Overvalued: Ja’Maar Chase, Cincinnati Bengals – ADP: WR8

(Picture Credit: Josh Auzenne /WAFB-TV)

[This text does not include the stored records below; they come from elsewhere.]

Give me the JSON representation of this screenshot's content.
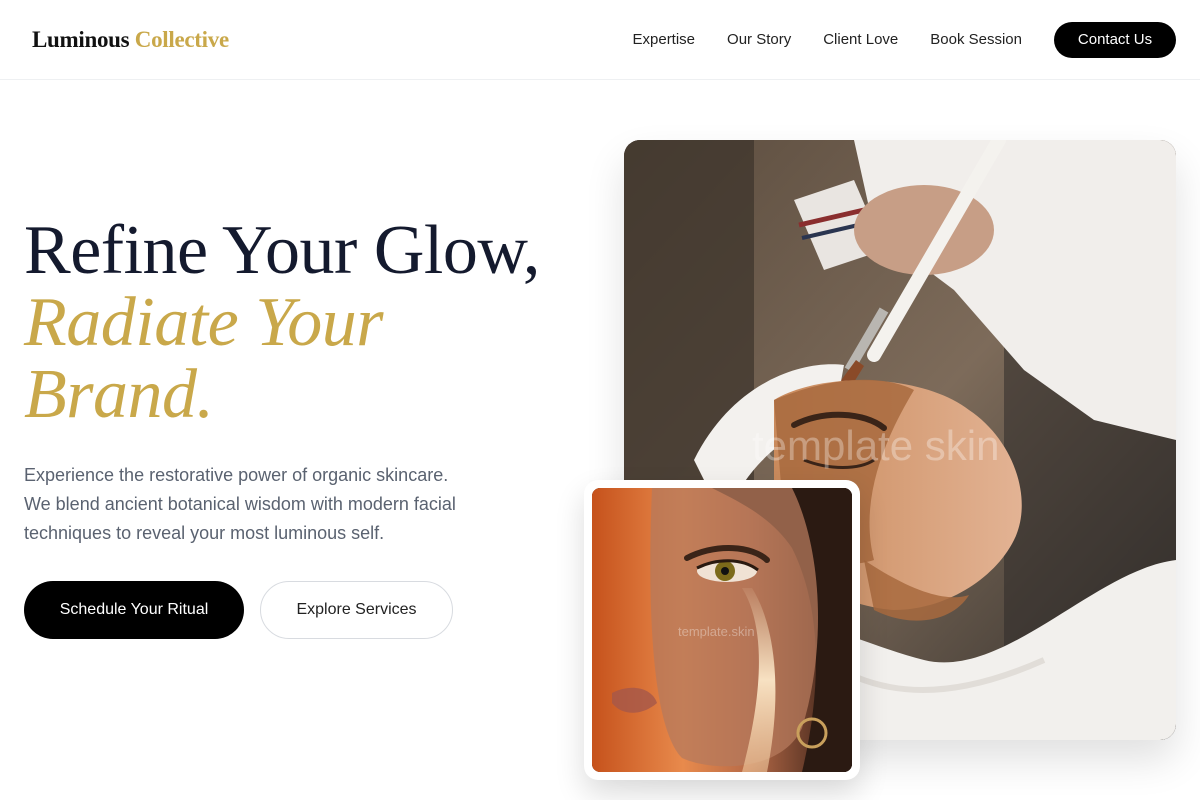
{
  "brand": {
    "first": "Luminous",
    "second": "Collective"
  },
  "nav": {
    "links": [
      "Expertise",
      "Our Story",
      "Client Love",
      "Book Session"
    ],
    "contact_label": "Contact Us"
  },
  "hero": {
    "line1": "Refine Your Glow,",
    "line2": "Radiate Your",
    "line3": "Brand.",
    "description": "Experience the restorative power of organic skincare. We blend ancient botanical wisdom with modern facial techniques to reveal your most luminous self.",
    "primary_cta": "Schedule Your Ritual",
    "secondary_cta": "Explore Services"
  },
  "images": {
    "main_watermark": "template skin",
    "small_watermark": "template.skin"
  },
  "colors": {
    "accent": "#c9a84a",
    "dark": "#141a2e",
    "button": "#000000"
  }
}
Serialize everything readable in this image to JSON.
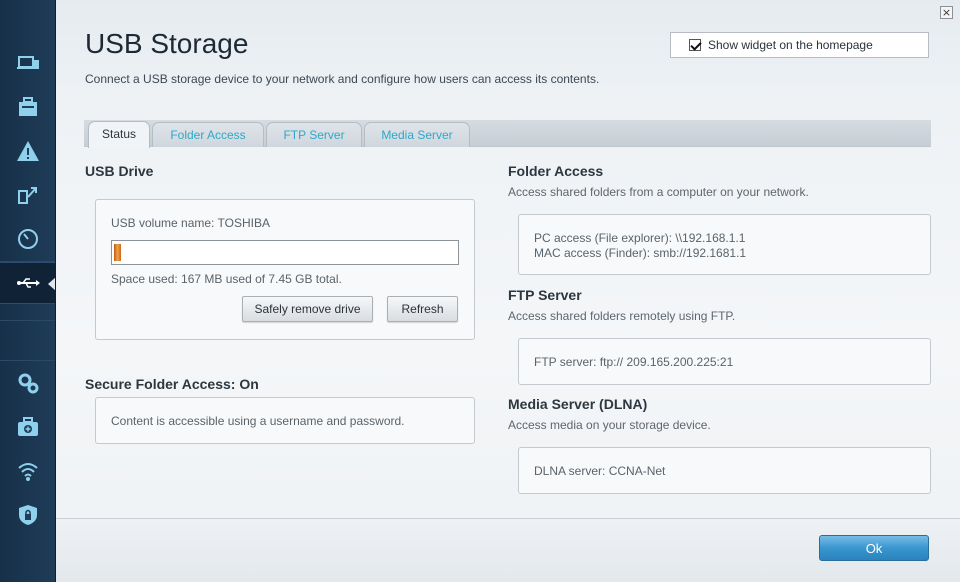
{
  "window": {
    "close_glyph": "×"
  },
  "header": {
    "title": "USB Storage",
    "description": "Connect a USB storage device to your network and configure how users can access its contents.",
    "widget_checkbox_label": "Show widget on the homepage",
    "widget_checked": true
  },
  "sidebar": {
    "items": [
      {
        "icon": "devices-icon"
      },
      {
        "icon": "toolbox-icon"
      },
      {
        "icon": "alert-icon"
      },
      {
        "icon": "priority-icon"
      },
      {
        "icon": "speedometer-icon"
      },
      {
        "icon": "usb-icon",
        "active": true
      },
      {
        "icon": "gears-icon"
      },
      {
        "icon": "troubleshoot-icon"
      },
      {
        "icon": "wifi-icon"
      },
      {
        "icon": "security-icon"
      }
    ]
  },
  "tabs": [
    {
      "label": "Status",
      "active": true
    },
    {
      "label": "Folder Access"
    },
    {
      "label": "FTP Server"
    },
    {
      "label": "Media Server"
    }
  ],
  "usb_drive": {
    "title": "USB Drive",
    "volume_label": "USB volume name: TOSHIBA",
    "usage_fraction": 0.02,
    "space_used": "Space used: 167 MB used of 7.45 GB total.",
    "remove_button": "Safely remove drive",
    "refresh_button": "Refresh"
  },
  "secure_folder": {
    "title": "Secure Folder Access: On",
    "text": "Content is accessible using a username and password."
  },
  "folder_access": {
    "title": "Folder Access",
    "subtitle": "Access shared folders from a computer on your network.",
    "pc_access": "PC access (File explorer): \\\\192.168.1.1",
    "mac_access": "MAC access (Finder): smb://192.1681.1"
  },
  "ftp_server": {
    "title": "FTP Server",
    "subtitle": "Access shared folders remotely using FTP.",
    "value": "FTP server: ftp:// 209.165.200.225:21"
  },
  "media_server": {
    "title": "Media Server (DLNA)",
    "subtitle": "Access media on your storage device.",
    "value": "DLNA server: CCNA-Net"
  },
  "footer": {
    "ok_label": "Ok"
  },
  "colors": {
    "accent": "#2fa8c9",
    "ok_button": "#3996cf",
    "sidebar": "#1b3246"
  }
}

Before you get angry at me for calling Ja’Maar Chase overvalued, hear me out. He has never taken an NFL snap and did not run a single route in 2020 (Covid-19 holdout). He essentially only has one season of college production, even though it was a dominant one. My issue is not with the prospect, but with the startup ADP, as he is being drafted as the WR8. That is ahead of Calvin Ridley (WR5 in 2020) and DeAndre Hopkins (WR4 in 2020). I think that Chase is probably going to succeed at the NFL level, but when I am looking to draft my team's WR1, I am taking the known commodity 100/100 times. Since 2010, 45% of the consensus WR1’s didn’t have a top 24 finish their entire career. While I still think that Chase is different and has a much smaller chance of “busting” than 45%, I am still taking guys like Calvin Ridley ahead of him. Despite being reunited with his former college QB (Joe Burrow), Chase finds himself on an offense that was 29th in yards per game and points per game. I expect the overall offense to improve, but it is still a concern. In rookie drafts, I am looking to take Chase early and often as his ADP proves that he will be even more valuable after you draft him. This comes down to the way that you choose to manage your dynasty roster. If you want to take the risk on a guy like Chase for a chance at the next Calvin Johnson, I will not fault you in the slightest, it is just a risk I will not be taking that early in startups. Everyone wants to find the next Justin Jefferson, but it is not an exact science and if I am on the clock in the back of the 2nd round of a startup, I do not see myself reaching for Chase when there are more proven options available.


Undervalued: John Brown, Las Vegas Raiders – WR96

Now this one may seem counterintuitive as John Brown just turned 31 years old and has struggled with injuries for a good portion of his career. When healthy last season, he was averaging 13.8 points per game, which put him on pace to be the WR22 had he played all 16. He was also the WR20 in 2019. Free Agency also put him in a favorable landing spot with the opportunity to be the Alpha wide receiver on the offense with no serious target threats outside of Darren Waller (who is the real Alpha). The best part about it is that he is being drafted as the WR96 (216th overall). To put that into perspective he is being drafted next to Todd Gurley (not even on a team), Jakobi Meyers, and Scott Miller. If you are looking to compete this year John Brown is someone I would be targeting, he may even be on the waivers in some shallow leagues, but he is most certainly worth picking up. I highly doubt that he will have fantasy relevance for long, but at his current price tag getting one year of high-end WR3/low-end WR2 production is well worth it for a contender.


Overvalued: DK Metcalf, Seattle Seahawks – ADP: WR3

Although DK exploded onto the scene this year finishing as the WR7 (PPR) and breaking a franchise record for yards in a single season, there is more to the story. For one, he is currently being drafted as the WR3 only behind Justin Jefferson and AJ Brown. Teams seemed to learn quickly and although he was the WR3 through the first 8 weeks, through the final 5 games of the season he was the WR38 (PPR). Defenses learn about tendencies and weaknesses quickly in the NFL, and once they found ways to stop him and take away the long ball he became much less of a threat. Despite his targets never going down, his yards per reception (Y/R) dropped off a cliff, because averaging 25 yards per catch is impossible to maintain.

Once his Y/R was brought back down to earth because of defensive adjustments he was not able to have the monster games he was having early on. See the graph above which shows his yards per reception slowly declining each week. I think DK is a beast and will be great for fantasy for many years, but WR3 still seems high. Like DJ Moore, I believe in the talent but sometimes players can be overhyped and that is what is happening here. Even though DK is an elite football player (and fantasy football player) I think he falls short of that projection. The best time to sell him is now if you can get WR3 value for him because he will never have as much value as he does this offseason.